Asked why al-Qaeda, which is comparatively safe in its current sanctuaries in Pakistan, would want to return to Afghanistan, where more than 100,000 U.S. and NATO troops are stationed, Jones said, "That’s a good question. . . . This is certainly one of the questions that we will be discussing. This is one of the questions, for example, that one could come back at with General McChrystal."
It is a great question. On "Face The Nation" just now — actually in an interview taped Friday — Secretary Clinton said, "Focusing on al-Qaeda and the Taliban, which are largely but not exclusively now in Pakistan, cannot be done if we allow them to return to safe haven in Afghanistan." Which is necessarily true and yet conveys absolutely no information. It amounts to saying "If we stop focusing on the safehavens, we will will stop focusing on the safehavens," because it would take a lack of focus on al-Qaeda for al-Qaeda to reestablish a safehaven.

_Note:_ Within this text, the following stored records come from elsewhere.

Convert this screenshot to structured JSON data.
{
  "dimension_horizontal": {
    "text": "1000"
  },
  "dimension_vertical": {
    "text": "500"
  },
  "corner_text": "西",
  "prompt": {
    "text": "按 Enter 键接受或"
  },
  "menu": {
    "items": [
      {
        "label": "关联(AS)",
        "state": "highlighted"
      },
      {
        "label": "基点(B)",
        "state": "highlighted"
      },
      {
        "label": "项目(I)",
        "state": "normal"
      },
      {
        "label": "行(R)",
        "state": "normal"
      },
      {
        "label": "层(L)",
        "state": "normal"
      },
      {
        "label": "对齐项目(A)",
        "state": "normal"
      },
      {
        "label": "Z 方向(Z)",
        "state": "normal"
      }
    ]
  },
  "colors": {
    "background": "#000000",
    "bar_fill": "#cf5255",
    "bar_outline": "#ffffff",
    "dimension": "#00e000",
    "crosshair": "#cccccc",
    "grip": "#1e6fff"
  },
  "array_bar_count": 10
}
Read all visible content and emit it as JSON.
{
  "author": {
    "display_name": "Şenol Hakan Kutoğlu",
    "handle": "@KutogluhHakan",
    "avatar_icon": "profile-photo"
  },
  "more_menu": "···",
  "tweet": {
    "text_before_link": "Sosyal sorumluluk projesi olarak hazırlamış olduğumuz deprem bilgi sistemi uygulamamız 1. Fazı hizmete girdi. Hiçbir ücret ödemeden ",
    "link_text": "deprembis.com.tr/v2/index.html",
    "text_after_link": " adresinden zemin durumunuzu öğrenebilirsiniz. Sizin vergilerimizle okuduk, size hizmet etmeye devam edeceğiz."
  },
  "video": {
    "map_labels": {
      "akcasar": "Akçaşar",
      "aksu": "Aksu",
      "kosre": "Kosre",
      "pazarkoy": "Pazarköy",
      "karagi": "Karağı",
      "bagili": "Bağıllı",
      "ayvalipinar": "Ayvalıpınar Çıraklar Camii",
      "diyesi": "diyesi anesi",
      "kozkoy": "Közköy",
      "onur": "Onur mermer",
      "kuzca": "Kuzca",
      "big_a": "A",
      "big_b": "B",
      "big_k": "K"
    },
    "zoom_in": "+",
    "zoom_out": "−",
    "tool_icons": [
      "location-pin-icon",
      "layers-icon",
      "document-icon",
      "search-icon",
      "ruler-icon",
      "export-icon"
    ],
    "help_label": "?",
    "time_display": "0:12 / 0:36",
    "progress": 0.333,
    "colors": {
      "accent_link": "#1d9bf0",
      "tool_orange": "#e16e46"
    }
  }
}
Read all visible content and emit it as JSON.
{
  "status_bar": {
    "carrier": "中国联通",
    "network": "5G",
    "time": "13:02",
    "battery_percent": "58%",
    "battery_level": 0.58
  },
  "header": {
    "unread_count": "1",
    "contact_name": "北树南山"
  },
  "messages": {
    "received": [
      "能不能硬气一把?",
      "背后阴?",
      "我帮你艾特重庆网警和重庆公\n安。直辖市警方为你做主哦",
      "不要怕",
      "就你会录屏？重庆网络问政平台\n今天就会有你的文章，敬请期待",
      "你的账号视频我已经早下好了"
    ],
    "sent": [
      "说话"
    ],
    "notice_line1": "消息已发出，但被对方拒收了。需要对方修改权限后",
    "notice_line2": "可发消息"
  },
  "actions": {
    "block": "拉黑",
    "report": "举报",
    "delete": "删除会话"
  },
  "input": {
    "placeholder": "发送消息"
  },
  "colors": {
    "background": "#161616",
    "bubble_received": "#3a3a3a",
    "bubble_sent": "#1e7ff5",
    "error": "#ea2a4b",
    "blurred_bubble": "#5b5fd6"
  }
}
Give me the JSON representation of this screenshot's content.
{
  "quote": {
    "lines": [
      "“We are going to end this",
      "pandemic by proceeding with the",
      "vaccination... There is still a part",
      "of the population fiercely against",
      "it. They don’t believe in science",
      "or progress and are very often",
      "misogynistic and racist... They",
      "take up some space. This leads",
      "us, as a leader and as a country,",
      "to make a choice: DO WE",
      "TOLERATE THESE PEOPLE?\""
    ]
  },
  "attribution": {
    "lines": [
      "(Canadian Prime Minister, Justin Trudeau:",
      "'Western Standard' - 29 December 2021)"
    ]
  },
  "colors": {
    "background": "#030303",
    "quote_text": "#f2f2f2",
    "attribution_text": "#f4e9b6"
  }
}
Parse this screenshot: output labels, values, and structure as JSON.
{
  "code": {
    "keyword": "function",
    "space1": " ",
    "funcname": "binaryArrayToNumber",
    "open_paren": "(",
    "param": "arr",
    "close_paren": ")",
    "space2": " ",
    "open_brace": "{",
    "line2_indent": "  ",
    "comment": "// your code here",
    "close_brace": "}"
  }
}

But at the same time, it’s complacent to predicate a strategy on al-Qaeda being cozy in Pakistan. The whole goal of the strategy is to disrupt that Pakistani safe haven in the first place. If the strategy is working, then al-Qaeda will try to move in response to increased harassment. I don’t know where they’ll move, and it’s not necessarily the case that they’ll move back to Afghanistan, but we should want them to feel the need for getting out of where they are. The drone strikes are a component of that, and the U.S. will need to get Pakistan to invade the tribal areas before meeting a sufficient condition for such harassment. "We are not satisfied with anything, and this is not a check-box experience," Clinton said in a praiseworthy comment. Accordingly, the U.S. has to prepare for al-Qaeda dispersal if things are going the way we wish them to go.